… but large is more profitable
Failed policies are often co-responsible for large imbalances in the housing market, which lead to the over-consumption of housing by wealthy older people and a poor supply for younger and poorer population groups. Norway is a good example of that. Here, there are large and unlimited tax incentives to invest in housing, such as tax deductions for mortgage interest and a tax exemption for the value appreciation in one's own home. Hence, for those who can afford it, it pays to buy a larger home even if they do not need it. The resulting rise in house prices makes it difficult for them young to save up enough equity to get into the housing market. The tax benefits could easily be limited to the first 30 square meters per person only, and a land tax could capture the windfall profit associated with rising property values.
Elegant, light structures
Several strategies can reduce greenhouse gas emissions associated with home construction. Lighter constructions such as trusses and self-supporting arches can reduce the amount of material per area significantly. Furthermore, more material is often used than is technically necessary, as research at Cambridge has shown quite unequivocally. We can use wood or other biological materials that bind carbon instead of reinforced concrete. But it is not only that there are few incentives to reduce the use of emission-intensive materials, many rules and standards practices favour high consumption of such materials.
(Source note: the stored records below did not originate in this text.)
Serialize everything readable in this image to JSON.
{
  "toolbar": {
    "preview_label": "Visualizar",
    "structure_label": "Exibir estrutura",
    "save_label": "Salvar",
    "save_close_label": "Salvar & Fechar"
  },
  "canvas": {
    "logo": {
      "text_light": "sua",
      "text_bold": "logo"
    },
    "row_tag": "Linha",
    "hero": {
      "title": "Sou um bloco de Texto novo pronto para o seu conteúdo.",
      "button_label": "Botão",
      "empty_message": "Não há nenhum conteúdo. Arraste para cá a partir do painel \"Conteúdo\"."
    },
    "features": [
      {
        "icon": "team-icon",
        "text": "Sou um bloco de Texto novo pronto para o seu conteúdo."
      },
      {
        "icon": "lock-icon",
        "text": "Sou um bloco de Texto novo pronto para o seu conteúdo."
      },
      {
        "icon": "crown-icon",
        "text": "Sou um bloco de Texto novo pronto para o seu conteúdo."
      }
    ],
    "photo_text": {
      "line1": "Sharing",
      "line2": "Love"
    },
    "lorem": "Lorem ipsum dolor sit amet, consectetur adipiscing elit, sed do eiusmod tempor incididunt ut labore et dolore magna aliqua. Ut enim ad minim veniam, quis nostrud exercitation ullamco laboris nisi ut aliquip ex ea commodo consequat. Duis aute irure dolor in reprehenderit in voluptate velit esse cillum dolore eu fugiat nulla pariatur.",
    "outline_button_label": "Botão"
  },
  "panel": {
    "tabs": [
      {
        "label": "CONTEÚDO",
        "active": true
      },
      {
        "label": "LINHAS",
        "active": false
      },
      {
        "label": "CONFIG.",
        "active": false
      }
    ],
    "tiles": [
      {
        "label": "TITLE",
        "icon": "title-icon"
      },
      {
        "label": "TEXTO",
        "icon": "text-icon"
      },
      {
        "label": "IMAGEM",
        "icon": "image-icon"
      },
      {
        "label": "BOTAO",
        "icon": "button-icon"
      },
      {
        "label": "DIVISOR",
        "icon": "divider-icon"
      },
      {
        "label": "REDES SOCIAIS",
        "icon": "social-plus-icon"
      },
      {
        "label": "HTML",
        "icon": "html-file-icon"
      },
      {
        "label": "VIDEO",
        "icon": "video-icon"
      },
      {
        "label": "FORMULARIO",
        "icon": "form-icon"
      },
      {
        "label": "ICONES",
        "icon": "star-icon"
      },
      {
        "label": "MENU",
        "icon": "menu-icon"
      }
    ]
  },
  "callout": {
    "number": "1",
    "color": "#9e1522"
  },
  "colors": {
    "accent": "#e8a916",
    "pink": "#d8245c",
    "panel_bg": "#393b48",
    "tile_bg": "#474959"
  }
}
Eighty-five meters high Mjøstårnet demonstrates that it is possible to build high-rise buildings from wood. Construction standards needed to be adapted to permit such a structure. The report recommends adapting regulations to promote environmentally friendly material choices and construction methods. Further, certification systems such as BREEAM and LEED are important for buildings that are built better than what is required. Such systems should be adapted to promote material efficiency.
Worldwide the greatest need to change construction practices is in China. China has surpassed England in floorspace per capita, while the rate of expansion continues to skyrocket. The building style is high-rise towers of glass and concrete, which need more material than the dense low-rise houses recommended in the Resource Panel’s Weight of Cities report. The service life of Chinese buildings has historically been extremely low, around 30 years. The hope is the quality of current construction has improved so that new buildings will be adequate for a much longer period.
Shared fleets of on average smaller vehicles
For cars, we find that strategies that reduce the number and size of cars can deliver significant reductions in emissions related to car production and operation. The sharing economy, which is based on mobile apps, can be the key to making better use of cars. On ride-sharing platforms like Same-Way or BlaBlaCar, it is possible to find passengers travelling long distances or get hitch-hike with somebody. Acquaintances living in Denmark report that there is extensive use of ride sharing also for daily journeys with established 'stops'. It even starts competing with the bus.
Perhaps a little safer in relation to infection control is car sharing, which has now also reached smaller cities, and which makes it easier to live without owning a car. You rent the car per hour when you really need it. The advantage of car sharing is that the size of cars in the car fleet decreases because you have a large car available the few times you need to shop for furniture, while you rent a small car if you are going to drive the child to the football match. Using on average smaller cars provides savings of both metal and energy.
Now that a transition to clean energy is underway, it is important to address the remaining sources of emissions. It is time for climate policy to aim at the significant potential to reduce emissions through material efficiency and the circular economy.